World leaders tasked to incorporate safety system to reduce road crash

06Mar 2020
Crispin Gerald
The Guardian
World leaders tasked to incorporate safety system to reduce road crash

GOVERNMENTS have been called upon to allocate sufficient resources for upgrading existing road infrastructure to incorporate safety system principles to achieve the global goals for reduction of road crashes.

Road designs are critical in the safe system approach, and a powerful means for achieving high-level of road safety.

The piece of advice was made by the Academic Expert Group (AEG) when making recommendations during the 3rd Global Ministerial Conference on Road Safety.

They were concerned that well-designed roads and road sides encourage safe driving speeds, heighten driver attention where risks are increased by the presence of vulnerable road users and prevent the types of crashes that lead to the most serious injuries.

They said the focus of global road safety efforts needs to remain on low-and middle-income nations, where 93 percent of road traffic fatalities occur.

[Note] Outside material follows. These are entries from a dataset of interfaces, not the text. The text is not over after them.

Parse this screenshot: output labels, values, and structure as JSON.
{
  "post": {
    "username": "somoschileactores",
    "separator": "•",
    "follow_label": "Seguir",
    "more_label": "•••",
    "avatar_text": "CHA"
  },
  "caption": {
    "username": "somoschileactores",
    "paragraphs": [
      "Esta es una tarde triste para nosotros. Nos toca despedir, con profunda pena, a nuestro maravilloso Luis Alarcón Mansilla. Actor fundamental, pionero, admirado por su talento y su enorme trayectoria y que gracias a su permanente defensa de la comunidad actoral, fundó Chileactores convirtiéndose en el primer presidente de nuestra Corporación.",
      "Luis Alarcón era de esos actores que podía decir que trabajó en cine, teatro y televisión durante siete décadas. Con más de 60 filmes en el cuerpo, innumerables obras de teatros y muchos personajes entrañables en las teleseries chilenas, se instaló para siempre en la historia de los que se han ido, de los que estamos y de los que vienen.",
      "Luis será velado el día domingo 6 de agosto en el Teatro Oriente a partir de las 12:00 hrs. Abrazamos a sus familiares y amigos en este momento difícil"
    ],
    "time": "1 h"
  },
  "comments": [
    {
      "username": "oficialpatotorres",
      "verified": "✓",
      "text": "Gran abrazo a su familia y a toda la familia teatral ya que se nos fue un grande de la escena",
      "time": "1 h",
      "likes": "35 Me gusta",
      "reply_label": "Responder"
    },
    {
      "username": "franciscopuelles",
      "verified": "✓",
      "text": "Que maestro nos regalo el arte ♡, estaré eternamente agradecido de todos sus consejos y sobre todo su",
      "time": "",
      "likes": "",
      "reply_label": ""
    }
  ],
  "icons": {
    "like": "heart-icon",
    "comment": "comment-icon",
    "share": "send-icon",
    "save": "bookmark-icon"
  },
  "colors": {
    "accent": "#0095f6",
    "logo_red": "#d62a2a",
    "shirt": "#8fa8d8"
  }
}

This is because changes in low and middle income nations has been slower and governments in these nations needs to take a deeper look at their situation and address this issue, with the help of external partners as the situation requires.

According to them poor designed roads not only fail to protect road users from crashes, but also encourage behaviours that drastically increase risk such as in-appropriate speeds and interactions between vehicles and crossing pedestrians.

Data shows that 1.35 million people die on the roads every year, meaning that 3,700 people lose their lives in road traffic every day. Road trauma is serious and ongoing public health crisis.

Crash costs are typically 2-5 percent of nations GDP each year, impacting every country on earth. The crisis affects developing countries whereby 9 out of 10 road deaths occur.

In-depth crash investigation have shown strong interaction between the roles of vehicles, road infrastructure and road users in contributing to serious crashes, and indicate that road infrastructure factors are most strongly linked to a crash fatalities.

The 3rd Global Ministerial Conference on Road Safety which was organized by the World Health Organization (WHO) and the Swedish government marked the end of the Decade of Action for Road Safety 2011-2020, and successfully adopted a new global plan for 2020-2030 with a strong commitment to reduce road traffic fatalities and injuries by 50 percent.

Interviewed, Consultant and Advocate of road safety in Africa, Alpherio Nchimbi said governments are supposed to adopt the international road star rating methodology in the construction and set-up of road infrastructures to reduce road traffic fatalities.

The star rating technology under the international road assessment programme iRAP provides a simple and objective measure of the level of safety which is built-in-to the road for vehicle occupants, motorcyclists, bicyclists and pedestrians.